For a full list of mandatory and discretionary student visa conditions, visit www.immi.gov.au
Unfortunately, a number of students abuse the law each year. For example, they may work longer hours than permitted by their visa or they may overstay their visa. Breaking these conditions can cause a visa to be cancelled and this has serious consequences: under the law, a student may be required to leave Australia and not allowed to return for three years after the visa is cancelled.
Changing or extending a student visa
If your circumstances change and you want to change your course or provider, or you wish to stay in Australia longer, contact the nearest Department of Immigration and Citizenship (DIBP) office for advice on how to make these arrangements.
It is also important to ensure your visa does not expire while you are in Australia. If you remain in Australia for more than 28 days after your student visa expires without obtaining a new one, you may not be allowed to return for three years.
If your student visa expires before you have finished your course of study, or if you wish undertake further study, you should contact your nearest Australian visa office. You can only extend your stay in Australia if you do not have a “No Further Stay” condition on your current student visa.
If you need help in understanding any of these conditions, contact the Department of Immigration and Citizenship (DIBP), or visit www.immi.gov.au
For further information, go to www.immi.gov.au and select “Students” from the “Visa, Immigration and Refugees” menu.
Overseas Student Health Cover (OSHC)
Australia has a special system of health cover for international students called Overseas Student Health Cover (OSHC). You will need to buy OSHC before you come to Australia to cover you from when you arrive.

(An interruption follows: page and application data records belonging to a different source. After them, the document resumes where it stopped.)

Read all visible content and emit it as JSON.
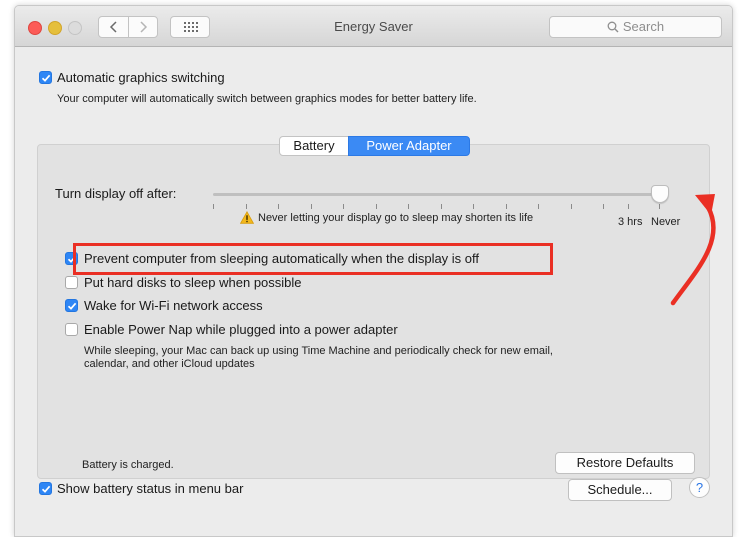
{
  "window": {
    "title": "Energy Saver"
  },
  "toolbar": {
    "search_placeholder": "Search"
  },
  "graphics": {
    "checked": true,
    "label": "Automatic graphics switching",
    "description": "Your computer will automatically switch between graphics modes for better battery life."
  },
  "tabs": [
    {
      "label": "Battery",
      "selected": false
    },
    {
      "label": "Power Adapter",
      "selected": true
    }
  ],
  "display_sleep": {
    "label": "Turn display off after:",
    "warning": "Never letting your display go to sleep may shorten its life",
    "tick_3hrs": "3 hrs",
    "tick_never": "Never",
    "slider_value": "Never"
  },
  "options": [
    {
      "label": "Prevent computer from sleeping automatically when the display is off",
      "checked": true
    },
    {
      "label": "Put hard disks to sleep when possible",
      "checked": false
    },
    {
      "label": "Wake for Wi-Fi network access",
      "checked": true
    },
    {
      "label": "Enable Power Nap while plugged into a power adapter",
      "checked": false
    }
  ],
  "power_nap_description": {
    "line1": "While sleeping, your Mac can back up using Time Machine and periodically check for new email,",
    "line2": "calendar, and other iCloud updates"
  },
  "status": {
    "battery": "Battery is charged."
  },
  "buttons": {
    "restore_defaults": "Restore Defaults",
    "schedule": "Schedule...",
    "help": "?"
  },
  "bottom": {
    "show_battery_status": "Show battery status in menu bar",
    "checked": true
  },
  "colors": {
    "accent": "#2e86f5",
    "annotation": "#ea2f24"
  }
}
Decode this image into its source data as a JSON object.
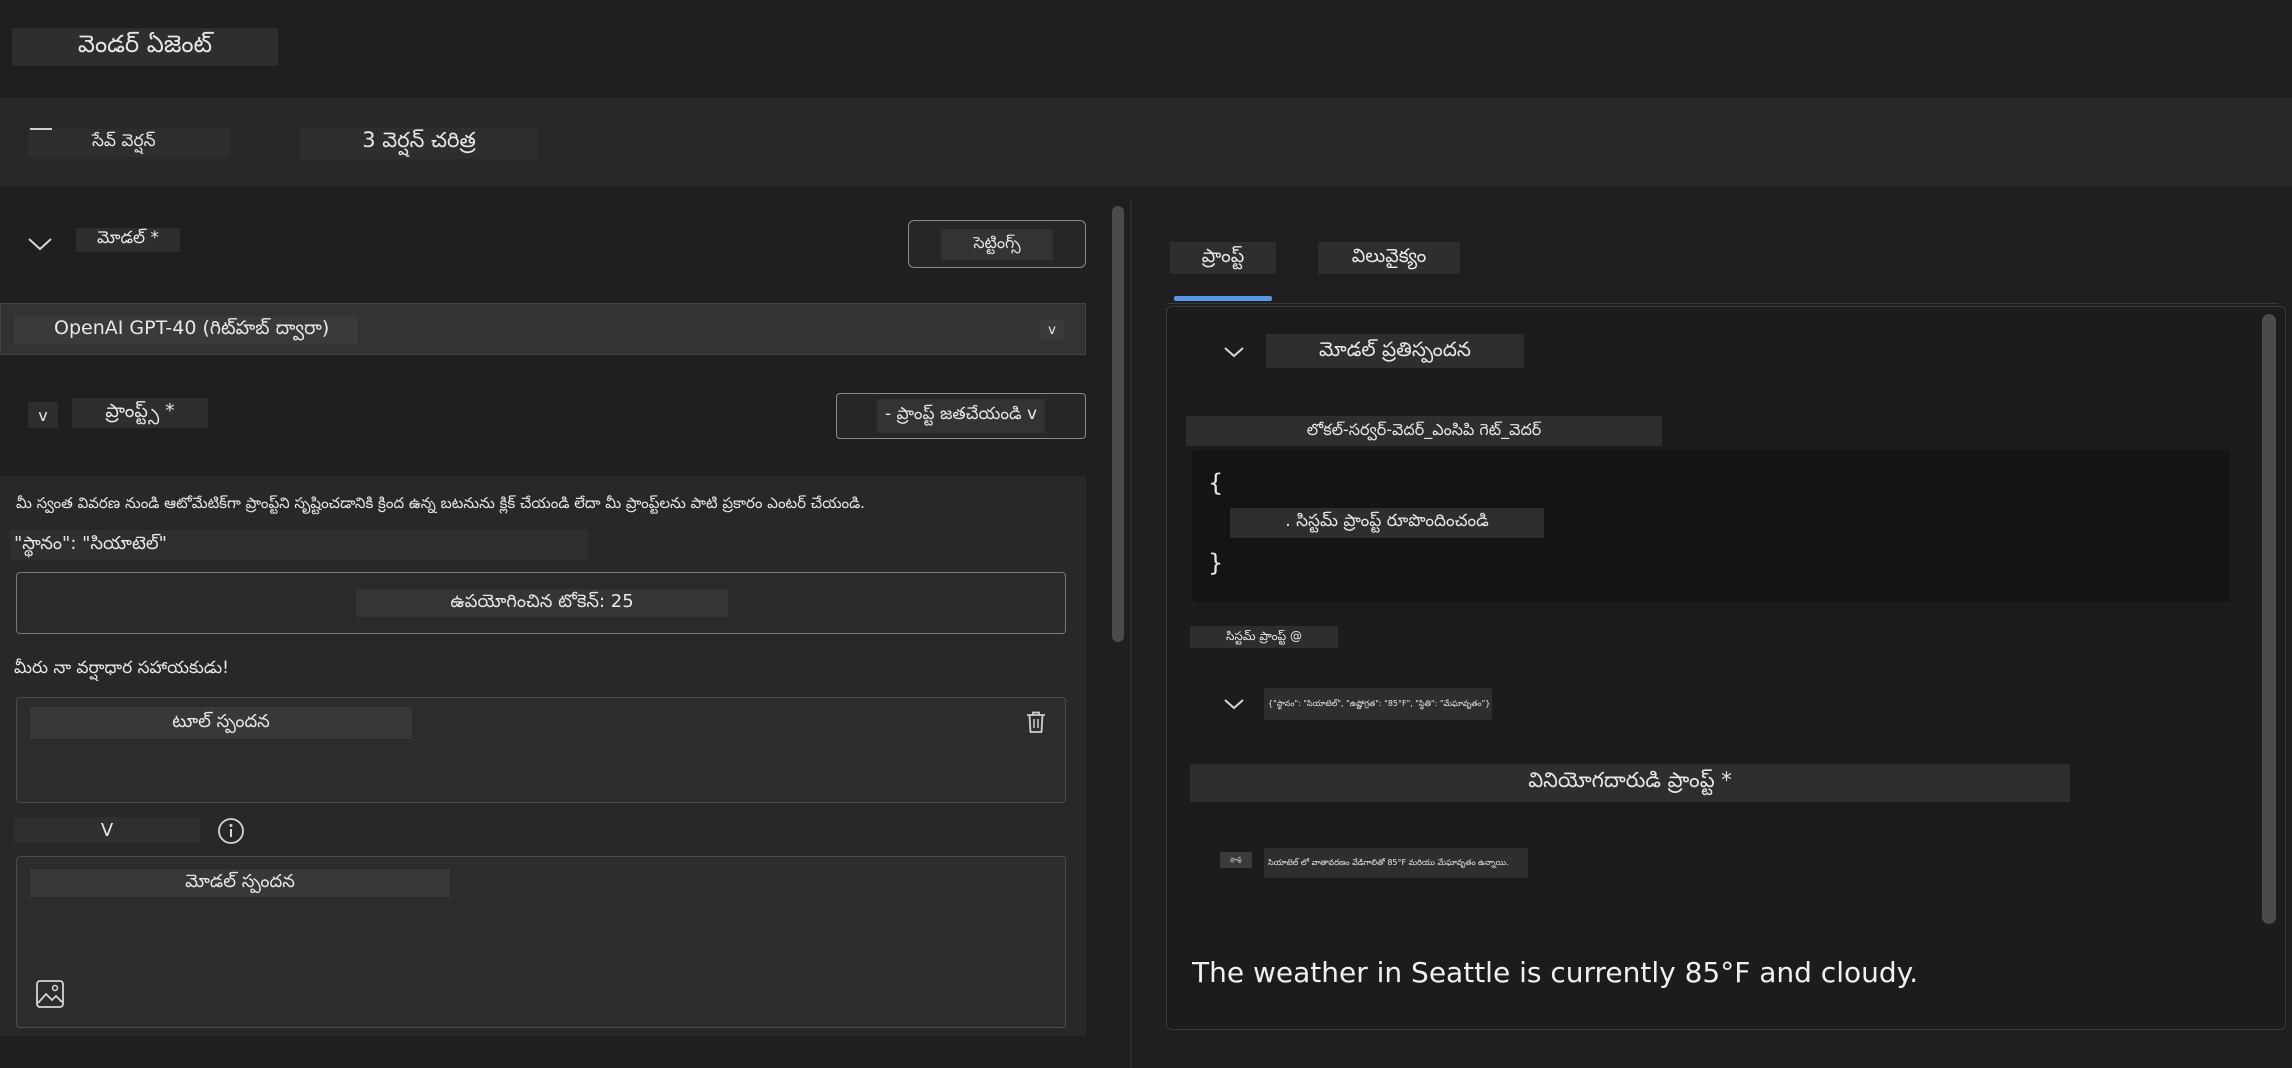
{
  "header": {
    "title": "వెండర్ ఏజెంట్"
  },
  "toolbar": {
    "save_version_label": "సేవ్ వెర్షన్",
    "version_history_label": "3 వెర్షన్ చరిత్ర"
  },
  "left": {
    "model_section_label": "మోడల్ *",
    "settings_button_label": "సెట్టింగ్స్",
    "model_select_value": "OpenAI GPT-40 (గిట్‌హబ్ ద్వారా)",
    "model_select_caret": "v",
    "prompts_chevron": "v",
    "prompts_label": "ప్రాంప్ట్స్ *",
    "generate_prompt_label": "- ప్రాంప్ట్ జతచేయండి v",
    "hint_text": "మీ స్వంత వివరణ నుండి ఆటోమేటిక్‌గా ప్రాంప్ట్‌ని సృష్టించడానికి క్రింద ఉన్న బటనును క్లిక్ చేయండి లేదా మీ ప్రాంప్ట్‌లను పాటి ప్రకారం ఎంటర్ చేయండి.",
    "location_text": "\"స్థానం\": \"సియాటెల్\"",
    "tokens_label": "ఉపయోగించిన టోకెన్: 25",
    "assistant_text": "మీరు నా వర్షాధార సహాయకుడు!",
    "tool_response_label": "టూల్ స్పందన",
    "row_chevron": "V",
    "model_response_label": "మోడల్ స్పందన"
  },
  "right": {
    "tabs": [
      {
        "label": "ప్రాంప్ట్"
      },
      {
        "label": "విలువైక్యం"
      }
    ],
    "response_title": "మోడల్ ప్రతిస్పందన",
    "server_label": "లోకల్-సర్వర్-వెదర్_ఎంసిపి గెట్_వెదర్",
    "code_open": "{",
    "code_line": ". సిస్టమ్ ప్రాంప్ట్ రూపొందించండి",
    "code_close": "}",
    "system_prompt_label": "సిస్టమ్ ప్రాంప్ట్ @",
    "json_text": "{\"స్థానం\": \"సియాటెల్\", \"ఉష్ణోగ్రత\": \"85°F\", \"స్థితి\": \"మేఘావృతం\"}",
    "user_prompt_label": "వినియోగదారుడి ప్రాంప్ట్ *",
    "user_prompt_tag": "ప్రాంప్ట్",
    "user_prompt_text": "సియాటెల్ లో వాతావరణం వేడిగాలితో 85°F మరియు మేఘావృతం ఉన్నాయి.",
    "weather_text": "The weather in Seattle is currently 85°F and cloudy."
  },
  "colors": {
    "background": "#1f1f1f",
    "panel": "#282828",
    "accent": "#5a96e6",
    "text": "#e6e6e6"
  },
  "icons": [
    "chevron-down-icon",
    "trash-icon",
    "info-icon",
    "image-icon"
  ]
}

The Department of Immigration and Citizenship requires you to maintain OSHC for the duration of your time on a student visa in Australia.
Important information about studying and living in Australia can also be found on Study Australia website;
Planning your departure
Arriving in Australia
Accessing support services
Remaining visa compliant
Working while you study
Living costs and finding accommodation
Health and safety
Visit Study Australia for detailed information on the above.